I asked the Runes, "Once things come together, what can we do to keep them together?" By looking at the Bind Rune at the top of this post, I think you can tell that the three Runes I drew to answer this question - Ansuz, Raido, and Nauthiz. Then, I had to determine how to bind them. Why bind them? It's simply the idea of some reinforcement of the idea of holding things together. It took a few tries to get the one that felt right.
These Runes also tell a "coming together" story. Simply put, if you want to keep everything together, there are three vital pieces. "You must communicate with everyone involved," says Ansuz. But, like the mouth of the river (think river delta), communication is a complicated network. There are people directly involved on a regular basis, some who participate occasionally, and those who are on-call in case of an emergency.
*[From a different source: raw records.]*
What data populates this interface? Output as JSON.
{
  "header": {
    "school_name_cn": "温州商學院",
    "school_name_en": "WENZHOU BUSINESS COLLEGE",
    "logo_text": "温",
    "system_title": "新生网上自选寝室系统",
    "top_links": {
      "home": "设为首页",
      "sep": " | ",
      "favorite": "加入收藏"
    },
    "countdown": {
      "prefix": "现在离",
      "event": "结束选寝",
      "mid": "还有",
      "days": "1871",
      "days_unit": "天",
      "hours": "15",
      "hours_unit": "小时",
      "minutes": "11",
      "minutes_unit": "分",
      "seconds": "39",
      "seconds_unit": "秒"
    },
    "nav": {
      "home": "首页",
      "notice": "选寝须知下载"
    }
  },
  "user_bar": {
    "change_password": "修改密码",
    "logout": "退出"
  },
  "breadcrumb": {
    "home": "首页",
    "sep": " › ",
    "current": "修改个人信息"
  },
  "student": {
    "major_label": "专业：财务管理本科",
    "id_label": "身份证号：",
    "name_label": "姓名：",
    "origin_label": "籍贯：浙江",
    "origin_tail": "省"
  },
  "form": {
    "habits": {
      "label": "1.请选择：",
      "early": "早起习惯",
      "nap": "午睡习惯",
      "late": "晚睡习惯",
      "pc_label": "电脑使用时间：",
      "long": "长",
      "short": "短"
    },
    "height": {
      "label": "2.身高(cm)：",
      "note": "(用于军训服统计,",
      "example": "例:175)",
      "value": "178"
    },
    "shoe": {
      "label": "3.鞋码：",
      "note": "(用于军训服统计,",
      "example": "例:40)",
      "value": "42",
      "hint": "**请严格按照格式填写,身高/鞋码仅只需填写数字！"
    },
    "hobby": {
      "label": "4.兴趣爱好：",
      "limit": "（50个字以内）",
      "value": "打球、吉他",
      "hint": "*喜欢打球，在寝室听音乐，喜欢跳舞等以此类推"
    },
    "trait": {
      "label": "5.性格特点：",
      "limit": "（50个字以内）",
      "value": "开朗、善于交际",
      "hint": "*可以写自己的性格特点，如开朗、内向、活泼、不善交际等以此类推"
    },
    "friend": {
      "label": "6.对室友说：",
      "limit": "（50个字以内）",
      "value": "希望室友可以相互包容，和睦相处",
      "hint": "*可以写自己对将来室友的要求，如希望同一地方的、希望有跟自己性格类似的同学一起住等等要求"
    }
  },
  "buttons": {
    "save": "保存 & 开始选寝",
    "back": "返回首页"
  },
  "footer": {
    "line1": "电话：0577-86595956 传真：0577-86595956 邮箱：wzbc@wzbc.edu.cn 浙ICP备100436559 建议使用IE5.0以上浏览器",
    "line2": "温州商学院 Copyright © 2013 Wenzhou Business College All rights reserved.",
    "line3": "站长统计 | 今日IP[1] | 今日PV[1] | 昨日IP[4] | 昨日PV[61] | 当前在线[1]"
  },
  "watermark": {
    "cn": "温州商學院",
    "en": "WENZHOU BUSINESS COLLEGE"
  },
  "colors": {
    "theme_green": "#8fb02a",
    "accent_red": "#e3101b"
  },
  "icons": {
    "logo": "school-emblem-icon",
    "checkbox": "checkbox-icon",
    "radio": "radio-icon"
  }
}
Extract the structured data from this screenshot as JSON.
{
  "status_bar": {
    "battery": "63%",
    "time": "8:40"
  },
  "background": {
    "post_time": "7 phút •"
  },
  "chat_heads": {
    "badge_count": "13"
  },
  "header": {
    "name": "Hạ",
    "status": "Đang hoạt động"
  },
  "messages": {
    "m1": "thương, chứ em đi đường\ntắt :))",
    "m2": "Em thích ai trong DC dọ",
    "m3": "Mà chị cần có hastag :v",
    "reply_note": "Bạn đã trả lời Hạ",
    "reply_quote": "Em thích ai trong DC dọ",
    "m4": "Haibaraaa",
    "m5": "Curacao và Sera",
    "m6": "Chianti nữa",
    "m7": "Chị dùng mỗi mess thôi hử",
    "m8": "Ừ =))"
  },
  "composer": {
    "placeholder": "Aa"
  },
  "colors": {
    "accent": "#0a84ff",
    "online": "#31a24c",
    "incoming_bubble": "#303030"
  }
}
Why is this important? Because, Raido indicates a journey, movement; even though everything is coming together, it is also fluid. That is to say there are a lot of moving parts, which sets the stage for one of those parts to to go off in its own direction. A child gets sick; an appointment gets missed; something gets double-booked. Essentially, this "coming together" of activities is a series of interdependent journeys within a single system.
Nauthiz looks at needs and necessity within the "coming together". It gives us pause to question what we're doing not in the sense that it is wrong, rather in the sense of, "Is what we're doing in our 'coming together' what we need to be doing? Is it all necessary?" The answer can be yes; but checking in on this is important. If everything that we're doing in our "coming together" is necessary, then we must also recognize the other two pieces the fluidity of it and the need to communicate to ensure its success. If it's not necessary, we have the opportunity to recognize and correct it.